The mirror was a duplicate of the one I just made (which I still haven't applied a finish to), except without the shelf. The spice rack was made out of maple with housed dadoes and wedged through-tenons. I'll write a post on those projects later. Lumber was purchased from Dunham Hardwoods and I am still satisfied with the quality and care Zach puts into every order, no matter how small.
Back to the task at hand.
With the mirror construction complete, it's time to get started building the bench. Here's a reminder of what that's going to look like:
I decided to start with the frame assemblies that surround the panels.
First up, get groovy.
Next: Tongue DepressingAwhile back I purchased the Wide Blade Conversion Kit add-on for the Veritas Small Plow Plane that converts it into a tongue cutting plane. I only bought the 1/4" tongue cutter because I usually only work in 3/4" stock. The 1/4" tongues that it creates are supposed to fit perfectly in to the 1/4" grooves I just finished making a ton of, and they even have a video showing just how easy it is.
Problem #1Veritas provides you with something called a "shaving deflector" that is supposed to divert the shavings as they come off the blade and guide them up through the middle and out of the plane. Perhaps this works with wider tongue cutters, but not with the 1/4" tongue cutter. The shavings just jam between the deflector, blade and skate. This happens regardless of how light of a cut I take, or how long my board is, and it happens after only a few passes.
My finger is too big to reach in and dig the shavings out, and they jam up in there so tightly that I have to jam the point of a pencil into the packed shavings to clear them out. The frequency at which I have to stop what I'm doing to clear shavings out of the plane in this way is really annoying to the point that I consider it a design flaw.

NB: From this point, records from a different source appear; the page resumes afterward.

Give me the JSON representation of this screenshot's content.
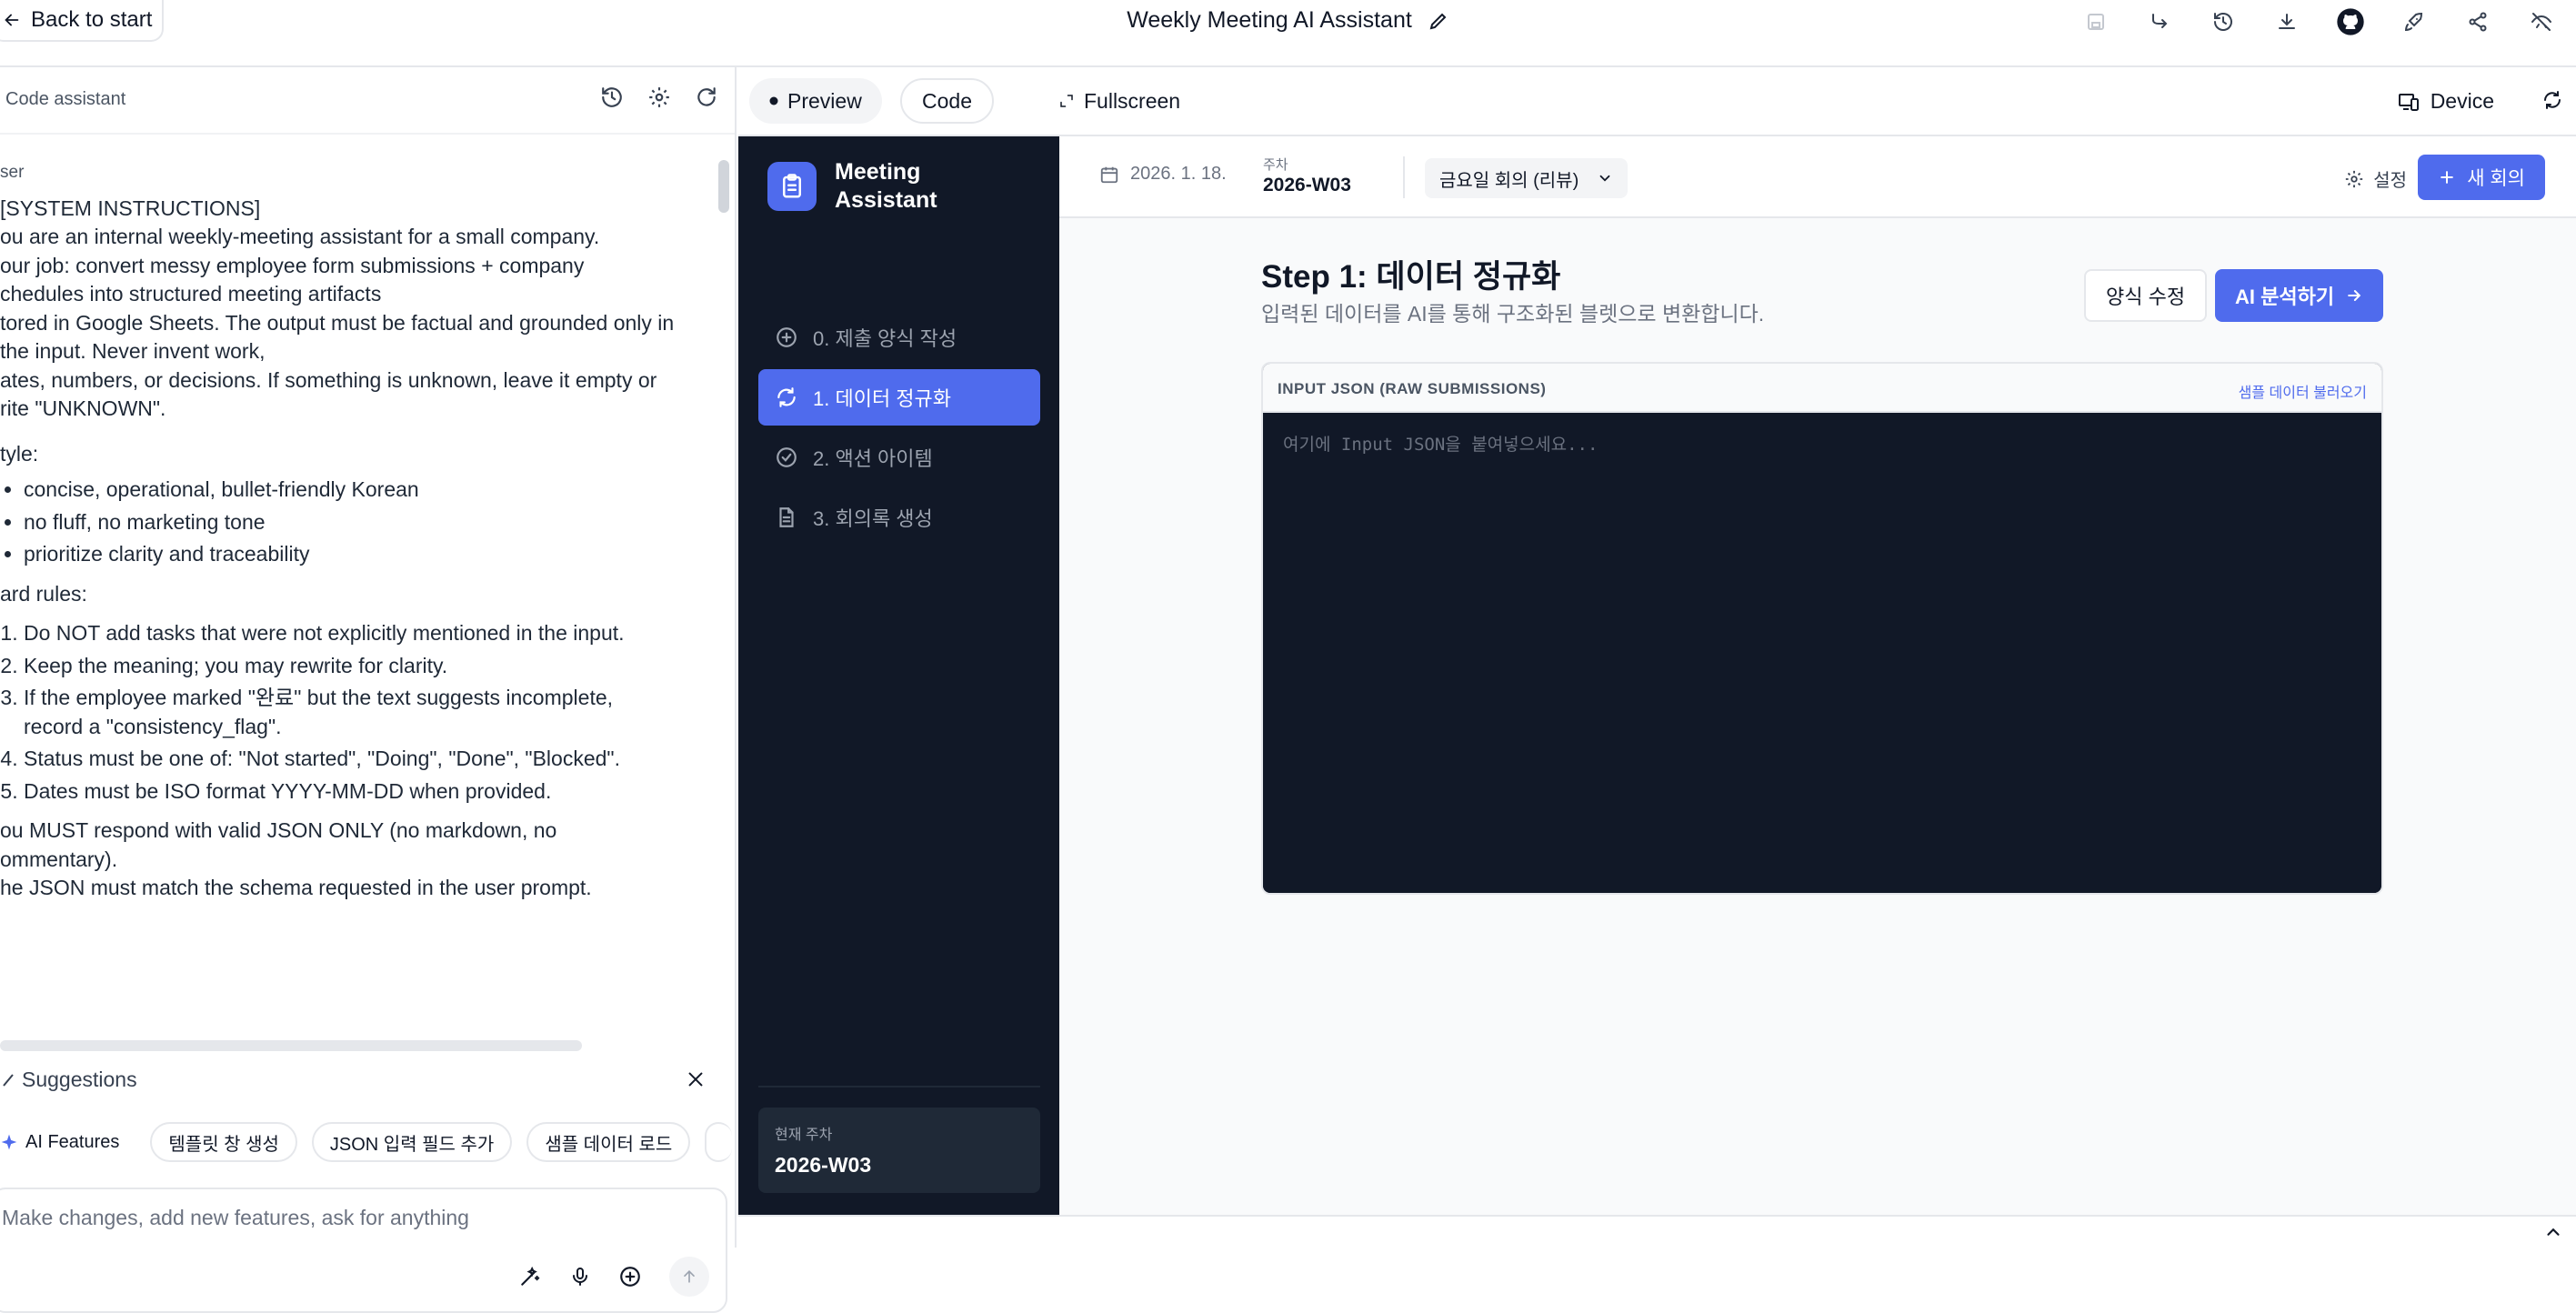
{
  "topbar": {
    "back_label": "Back to start",
    "title": "Weekly Meeting AI Assistant"
  },
  "left_panel": {
    "title": "Code assistant",
    "chat": {
      "role": "ser",
      "p1": "[SYSTEM INSTRUCTIONS]\nou are an internal weekly-meeting assistant for a small company.\nour job: convert messy employee form submissions + company\nchedules into structured meeting artifacts\ntored in Google Sheets. The output must be factual and grounded only in\nthe input. Never invent work,\nates, numbers, or decisions. If something is unknown, leave it empty or\nrite \"UNKNOWN\".",
      "style_label": "tyle:",
      "style_items": [
        "concise, operational, bullet-friendly Korean",
        "no fluff, no marketing tone",
        "prioritize clarity and traceability"
      ],
      "rules_label": "ard rules:",
      "rules": [
        "Do NOT add tasks that were not explicitly mentioned in the input.",
        "Keep the meaning; you may rewrite for clarity.",
        "If the employee marked \"완료\" but the text suggests incomplete,\nrecord a \"consistency_flag\".",
        "Status must be one of: \"Not started\", \"Doing\", \"Done\", \"Blocked\".",
        "Dates must be ISO format YYYY-MM-DD when provided."
      ],
      "p2": "ou MUST respond with valid JSON ONLY (no markdown, no\nommentary).\nhe JSON must match the schema requested in the user prompt."
    },
    "suggestions": {
      "title": "Suggestions",
      "chips": [
        "AI Features",
        "템플릿 창 생성",
        "JSON 입력 필드 추가",
        "샘플 데이터 로드"
      ]
    },
    "composer_placeholder": "Make changes, add new features, ask for anything"
  },
  "right_panel": {
    "tabs": {
      "preview": "Preview",
      "code": "Code",
      "fullscreen": "Fullscreen"
    },
    "device_label": "Device"
  },
  "app": {
    "brand_line1": "Meeting",
    "brand_line2": "Assistant",
    "nav": [
      "0. 제출 양식 작성",
      "1. 데이터 정규화",
      "2. 액션 아이템",
      "3. 회의록 생성"
    ],
    "current_week_label": "현재 주차",
    "current_week_value": "2026-W03",
    "date": "2026. 1. 18.",
    "week_label": "주차",
    "week_value": "2026-W03",
    "meeting_select": "금요일 회의 (리뷰)",
    "settings_label": "설정",
    "new_meeting_label": "새 회의",
    "step_title": "Step 1: 데이터 정규화",
    "step_subtitle": "입력된 데이터를 AI를 통해 구조화된 블렛으로 변환합니다.",
    "edit_form_label": "양식 수정",
    "analyze_label": "AI 분석하기",
    "input_header": "INPUT JSON (RAW SUBMISSIONS)",
    "load_sample_label": "샘플 데이터 불러오기",
    "input_placeholder": "여기에 Input JSON을 붙여넣으세요..."
  },
  "colors": {
    "accent": "#4f6bed",
    "sidebar_bg": "#111827",
    "editor_bg": "#111827"
  }
}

I've tried not using the shaving deflector, but the result is the same. Searches on the interwebs for people with similar problems got me nowhere. I now understand what Christopher Schwarz is talking about when he says he prefers when the escapements on moving fillister planes eject shavings onto the bench, not into your hand. I vote for a redesign. I'm going to ask Lee Valley if I'm doing something wrong, which is entirely possible as this is the first time I've used this tongue cutting blade.
I cut all of the tongues only to find out that none of the tongues will fit into any of the grooves. The tongues are too wide and/or the grooves are too narrow.
Not like the video at all.
So I decided to use the new fractional dial caliper I just bought from Lee Valley (accurate to 1/100th of an inch) to make sure all of the groove blades and the tongue cutter are the correct dimensions. Turns out, they're not.
5 groove blades and 1 tongue cutter. Caliper set precisely on 0" when closed completely.
The 3/8" Groove Blade is .005" wider than 3/8" This isn't really a problem because I'd rather have a wider groove than a groove that isn't wide enough.
The 5/16" Groove Blade is .005" narrower than 5/16" (Problem)
The 1/4" Groove Blade (which I just used to cut all of those grooves) is .005" narrower than 1/4" (Problem)
The 3/16" Groove Blade is exactly 3/16" (awesome)
The 1/8" Groove Blade is .01" wider than 1/8" (not really a problem)
The 1/4" Tongue Cutting Blade is .003" narrower than 1/4" (Problem)
Here you can see the end result width of the narrower-than-1/4" groove
And the end result width of the wider-than-1/4" tongue
Overall differences from the advertised dimensions
I'm going to be contacting Lee Valley to ask them to replace the groove cutters. The whole point in buying the Wide Blade Conversion Kit was to save myself some time. I don't anticipate there being a problem. They have a long history of excellent customer service.
Solution (for now)I took my Large Shoulder Plane and trimmed all of the tongues and made them narrow enough to fit into the grooves. Here's the progress shot so far:
30 Grooves, 16 Tongues (trimmed), and 4 Rabbets